OBSESSIONS PERCOLATE | Uh-oh, Linden’s barely back on the job and already, she’s visiting Adrian Seward at the playground, asking about his latest version of the sketch that’s haunted her for three years running. “You added a factory. Why?” But the kid doesn’t have any answers; all he wants to do is see his dad. Meanwhile, Holder’s partner is asking him if he’s made Valentine’s Day reservations, but the now-dashing detective doesn’t even seem aware of the holiday — and ends the episode back at the precinct while Reddick’s at home getting beauty sleep. (“Me, I’m already beautiful, so…”) Methinks there’s going to be trouble on the relationship front, though part of me wants to believe he’ll achieve a better work-life balance than Linden.
THE FIRST CUT IS THE CREEPIEST | I’m still not sure who provided Seward with that razor blade, but watching him transfer it into his mouth from the confines of that awful “cage shower” cast a palpable sense of dread over the entire hour. Prison guard Becker seems to be the object of his intended malice, and Seward almost lures him into a confrontation by recounting how he’d gouged out an eye of Becker’s cousin at his previous prison (“six pounds of pressure can rip an ear off, but an eye takes dedication”). When Becker notes how someday, somehow, Seward’s son will probably end up with his own fate at the hands of prison guards (nature? nurture? terrible, terrible luck?) a switch flips, and by the end of the episode Seward turns the blade on himself, leaving him in a self-created bouillabaisse. (Thank heavens for murky nighttime lighting, but it’s all still pretty ghastly, no? I seriously had to avert my gaze into my hands and whimper to my hubby, “Tell me when it’s over.)
What did you think of The Killing’s latest hour?

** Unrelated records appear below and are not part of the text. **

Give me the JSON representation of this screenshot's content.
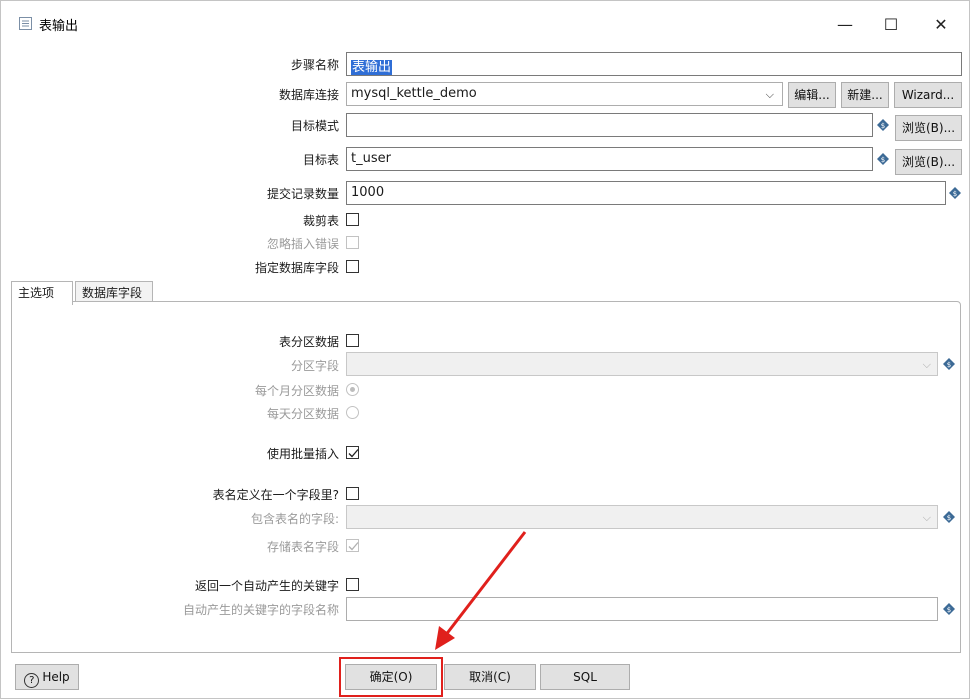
{
  "window": {
    "title": "表输出",
    "minimize_symbol": "—",
    "maximize_symbol": "☐",
    "close_symbol": "✕"
  },
  "form": {
    "step_name_label": "步骤名称",
    "step_name_value": "表输出",
    "connection_label": "数据库连接",
    "connection_value": "mysql_kettle_demo",
    "edit_btn": "编辑...",
    "new_btn": "新建...",
    "wizard_btn": "Wizard...",
    "target_schema_label": "目标模式",
    "target_schema_value": "",
    "browse_btn_1": "浏览(B)...",
    "target_table_label": "目标表",
    "target_table_value": "t_user",
    "browse_btn_2": "浏览(B)...",
    "commit_size_label": "提交记录数量",
    "commit_size_value": "1000",
    "truncate_label": "裁剪表",
    "truncate_checked": false,
    "ignore_errors_label": "忽略插入错误",
    "ignore_errors_checked": false,
    "specify_fields_label": "指定数据库字段",
    "specify_fields_checked": false
  },
  "tabs": [
    {
      "label": "主选项",
      "active": true
    },
    {
      "label": "数据库字段",
      "active": false
    }
  ],
  "main_tab": {
    "partition_label": "表分区数据",
    "partition_checked": false,
    "partition_field_label": "分区字段",
    "partition_field_value": "",
    "monthly_label": "每个月分区数据",
    "monthly_selected": true,
    "daily_label": "每天分区数据",
    "daily_selected": false,
    "batch_label": "使用批量插入",
    "batch_checked": true,
    "table_in_field_label": "表名定义在一个字段里?",
    "table_in_field_checked": false,
    "table_field_label": "包含表名的字段:",
    "table_field_value": "",
    "store_table_label": "存储表名字段",
    "store_table_checked": true,
    "return_key_label": "返回一个自动产生的关键字",
    "return_key_checked": false,
    "key_field_label": "自动产生的关键字的字段名称",
    "key_field_value": ""
  },
  "footer": {
    "help_btn": "Help",
    "help_icon_glyph": "?",
    "ok_btn": "确定(O)",
    "cancel_btn": "取消(C)",
    "sql_btn": "SQL"
  },
  "colors": {
    "highlight": "#e0201c",
    "selection": "#2f6ed6",
    "variable_icon": "#3c6a96"
  }
}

What burning questions will keep you up tonight? Sound off below!